Below is a block of entries, which should be copied verbatim apart from the pictures.
%%
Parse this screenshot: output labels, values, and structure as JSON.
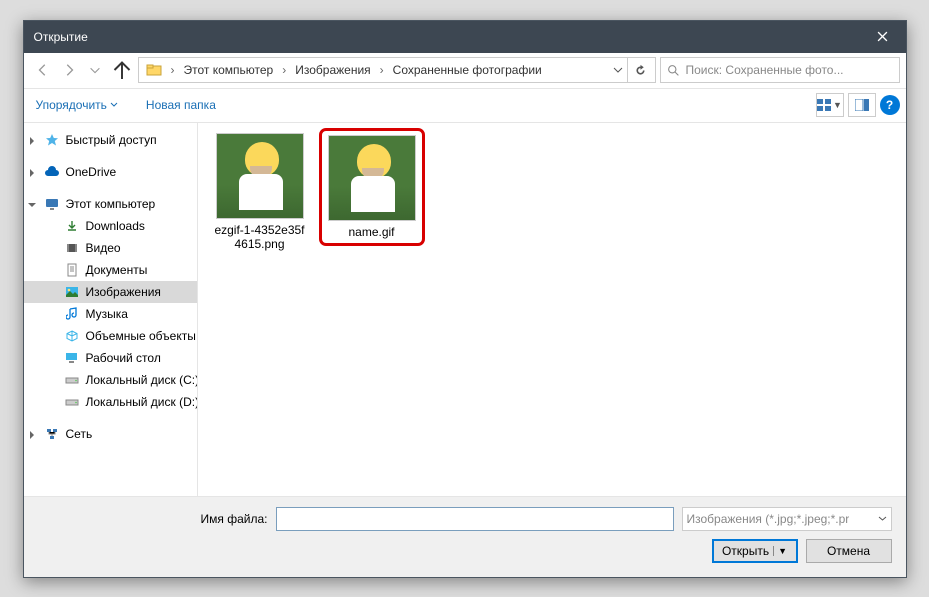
{
  "title": "Открытие",
  "breadcrumbs": [
    "Этот компьютер",
    "Изображения",
    "Сохраненные фотографии"
  ],
  "search_placeholder": "Поиск: Сохраненные фото...",
  "toolbar": {
    "organize": "Упорядочить",
    "new_folder": "Новая папка"
  },
  "sidebar": {
    "quick_access": "Быстрый доступ",
    "onedrive": "OneDrive",
    "this_pc": "Этот компьютер",
    "downloads": "Downloads",
    "videos": "Видео",
    "documents": "Документы",
    "pictures": "Изображения",
    "music": "Музыка",
    "objects3d": "Объемные объекты",
    "desktop": "Рабочий стол",
    "local_disk_c": "Локальный диск (C:)",
    "local_disk_d": "Локальный диск (D:)",
    "network": "Сеть"
  },
  "files": [
    {
      "name": "ezgif-1-4352e35f4615.png",
      "selected": false
    },
    {
      "name": "name.gif",
      "selected": true
    }
  ],
  "filename_label": "Имя файла:",
  "filename_value": "",
  "filetype": "Изображения (*.jpg;*.jpeg;*.pr",
  "buttons": {
    "open": "Открыть",
    "cancel": "Отмена"
  }
}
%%
Task response:
Parse this screenshot: output labels, values, and structure as JSON.
{
  "title": "Открытие",
  "breadcrumbs": [
    "Этот компьютер",
    "Изображения",
    "Сохраненные фотографии"
  ],
  "search_placeholder": "Поиск: Сохраненные фото...",
  "toolbar": {
    "organize": "Упорядочить",
    "new_folder": "Новая папка"
  },
  "sidebar": {
    "quick_access": "Быстрый доступ",
    "onedrive": "OneDrive",
    "this_pc": "Этот компьютер",
    "downloads": "Downloads",
    "videos": "Видео",
    "documents": "Документы",
    "pictures": "Изображения",
    "music": "Музыка",
    "objects3d": "Объемные объекты",
    "desktop": "Рабочий стол",
    "local_disk_c": "Локальный диск (C:)",
    "local_disk_d": "Локальный диск (D:)",
    "network": "Сеть"
  },
  "files": [
    {
      "name": "ezgif-1-4352e35f4615.png",
      "selected": false
    },
    {
      "name": "name.gif",
      "selected": true
    }
  ],
  "filename_label": "Имя файла:",
  "filename_value": "",
  "filetype": "Изображения (*.jpg;*.jpeg;*.pr",
  "buttons": {
    "open": "Открыть",
    "cancel": "Отмена"
  }
}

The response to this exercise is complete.